Part of the problem is a major recall from Abbott over concerns about bacteria at a manufacturing plant, then add in supply chain issues, and it's led to empty shelves and growing frustration for parents.
New mom Jamie Gallagher says she plans to breastfeed as long as she can. "I'll pump on the road, wherever I have to," she said. Gallagher hopes that if she eventually needs formula it will be easier to find.
"I do have a few friends, four of them that are also new moms. One of them is doing formula and said she hasn't had a problem with what she uses," added Gallagher. "I think she's just been lucky so far."
Many parents have to rely on whatever is in stock.
Lisa Chowdhury, a pediatrician at Children's Wisconsin, said she knows of local families who are having trouble finding formula. "They've been driving to Sheboygan, driving to Cudahy, and driving everywhere in between. They get like one or two cans at a time because now there is a limit on how many cans you can get."

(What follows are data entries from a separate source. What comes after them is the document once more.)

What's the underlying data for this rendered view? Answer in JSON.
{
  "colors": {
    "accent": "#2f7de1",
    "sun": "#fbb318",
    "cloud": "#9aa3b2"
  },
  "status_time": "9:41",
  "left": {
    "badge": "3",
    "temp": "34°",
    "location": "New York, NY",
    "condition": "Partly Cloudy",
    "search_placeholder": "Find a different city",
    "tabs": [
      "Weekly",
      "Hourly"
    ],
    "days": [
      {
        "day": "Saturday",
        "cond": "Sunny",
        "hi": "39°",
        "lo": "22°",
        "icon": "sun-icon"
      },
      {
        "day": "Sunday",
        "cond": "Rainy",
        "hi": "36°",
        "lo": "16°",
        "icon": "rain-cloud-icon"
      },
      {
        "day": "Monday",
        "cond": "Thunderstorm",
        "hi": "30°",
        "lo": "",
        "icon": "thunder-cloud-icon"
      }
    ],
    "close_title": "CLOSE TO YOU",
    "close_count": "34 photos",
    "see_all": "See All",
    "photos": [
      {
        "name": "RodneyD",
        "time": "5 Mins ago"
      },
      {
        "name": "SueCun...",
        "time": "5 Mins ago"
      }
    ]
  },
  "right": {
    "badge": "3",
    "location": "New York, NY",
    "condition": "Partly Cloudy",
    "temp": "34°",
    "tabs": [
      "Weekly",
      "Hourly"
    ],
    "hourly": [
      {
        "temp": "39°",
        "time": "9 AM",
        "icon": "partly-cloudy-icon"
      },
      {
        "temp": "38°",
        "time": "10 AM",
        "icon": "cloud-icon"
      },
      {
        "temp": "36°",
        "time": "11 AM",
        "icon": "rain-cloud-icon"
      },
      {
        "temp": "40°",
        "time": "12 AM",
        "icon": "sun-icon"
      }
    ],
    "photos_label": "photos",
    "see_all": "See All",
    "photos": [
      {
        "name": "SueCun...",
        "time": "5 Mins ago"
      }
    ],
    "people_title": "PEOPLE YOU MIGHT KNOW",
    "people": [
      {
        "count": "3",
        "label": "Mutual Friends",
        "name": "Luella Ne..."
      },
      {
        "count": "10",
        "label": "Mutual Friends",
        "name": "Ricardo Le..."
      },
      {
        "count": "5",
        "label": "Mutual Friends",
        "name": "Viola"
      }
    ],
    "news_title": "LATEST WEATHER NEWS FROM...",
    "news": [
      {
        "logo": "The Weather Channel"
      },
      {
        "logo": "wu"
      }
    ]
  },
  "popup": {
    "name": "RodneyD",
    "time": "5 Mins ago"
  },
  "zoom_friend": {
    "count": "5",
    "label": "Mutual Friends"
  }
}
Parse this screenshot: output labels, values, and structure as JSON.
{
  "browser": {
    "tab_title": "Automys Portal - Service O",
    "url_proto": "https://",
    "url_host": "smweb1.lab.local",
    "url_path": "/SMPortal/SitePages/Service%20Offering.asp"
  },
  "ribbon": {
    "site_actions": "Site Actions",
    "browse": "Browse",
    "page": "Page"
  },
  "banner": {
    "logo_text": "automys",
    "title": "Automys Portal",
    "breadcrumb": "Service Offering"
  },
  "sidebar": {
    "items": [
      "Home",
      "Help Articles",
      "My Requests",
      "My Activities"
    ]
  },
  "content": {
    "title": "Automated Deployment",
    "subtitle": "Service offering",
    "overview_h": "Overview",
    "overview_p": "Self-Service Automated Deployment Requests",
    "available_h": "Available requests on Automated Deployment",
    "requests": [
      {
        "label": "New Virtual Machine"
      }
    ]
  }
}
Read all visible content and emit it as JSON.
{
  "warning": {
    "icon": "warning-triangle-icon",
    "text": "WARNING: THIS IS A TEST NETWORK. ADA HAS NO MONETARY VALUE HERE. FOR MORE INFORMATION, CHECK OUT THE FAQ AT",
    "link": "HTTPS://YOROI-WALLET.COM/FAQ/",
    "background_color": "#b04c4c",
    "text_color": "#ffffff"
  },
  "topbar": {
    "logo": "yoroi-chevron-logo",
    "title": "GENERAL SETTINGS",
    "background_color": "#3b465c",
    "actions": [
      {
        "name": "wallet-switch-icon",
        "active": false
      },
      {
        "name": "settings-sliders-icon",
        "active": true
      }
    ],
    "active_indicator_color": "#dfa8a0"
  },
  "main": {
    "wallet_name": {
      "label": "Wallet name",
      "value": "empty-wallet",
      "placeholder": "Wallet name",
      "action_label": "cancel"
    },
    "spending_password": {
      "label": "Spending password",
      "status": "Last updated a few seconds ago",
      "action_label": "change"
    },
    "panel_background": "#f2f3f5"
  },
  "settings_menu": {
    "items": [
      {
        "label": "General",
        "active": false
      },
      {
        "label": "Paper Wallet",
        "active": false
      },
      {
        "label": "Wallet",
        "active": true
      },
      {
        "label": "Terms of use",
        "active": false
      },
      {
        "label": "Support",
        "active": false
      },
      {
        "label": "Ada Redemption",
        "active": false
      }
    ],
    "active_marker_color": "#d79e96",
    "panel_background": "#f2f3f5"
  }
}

Constantly switching to a new formula is something pediatricians say is not ideal, but can be done. "If you can kind of stick in your class of the type of milk, you can feel pretty confident in switching brands," said Dr. Chowdhury. "If you can go slow and steady, that seems to make the babies a little bit happier." She recommended mixing the last of the old formula with the new as a transition tactic.
Some parents are considering taking steps they normally wouldn't to feed their infants, like watering down formula to make a container last longer or even making their own formula at home. Medical experts say that comes with a big red warning label — don't do it.
Camila Martin, a pediatric clinical nutritionist with UW Health, said some infants have been hospitalized because their parents or caregivers tried to make homemade formula. "If the concentrations are off, or if the vitamins and minerals are off — even by a little bit, babies are sensitive to those minor changes. It can be quite dangerous," said Martin.
According to the CDC, most babies (84.1%) at some point are fed formula. About 47% of babies are exclusively breastfed at 3 months and just 25% at 6 months. Most can start trying solid foods around six months, but leaning heavily on that is not recommended.
"Their systems aren't able to process and digest and filter solid foods until a certain age," explained Martin. "So it can actually be a significant choking hazard as well — their gut just isn't ready for it."
Most pediatricians keep a stock of formula. They get a lot of samples and can usually give you a can or two. Dr. Chowdhury said it might not be the formula you're currently using — but it is something. She also recommended that families double-check to see if they qualify for the WIC program. WIC offices are not handing out formula but they will reimburse you for formula, and if you're having to switch to a different brand, it can get pricey.
Both Dr. Chowdhury and Martin agree that the bottom line is — if you need advice, you should talk to your child's pediatrician or your family doctor. And you should especially be talking with them before you try anything different when feeding your infant.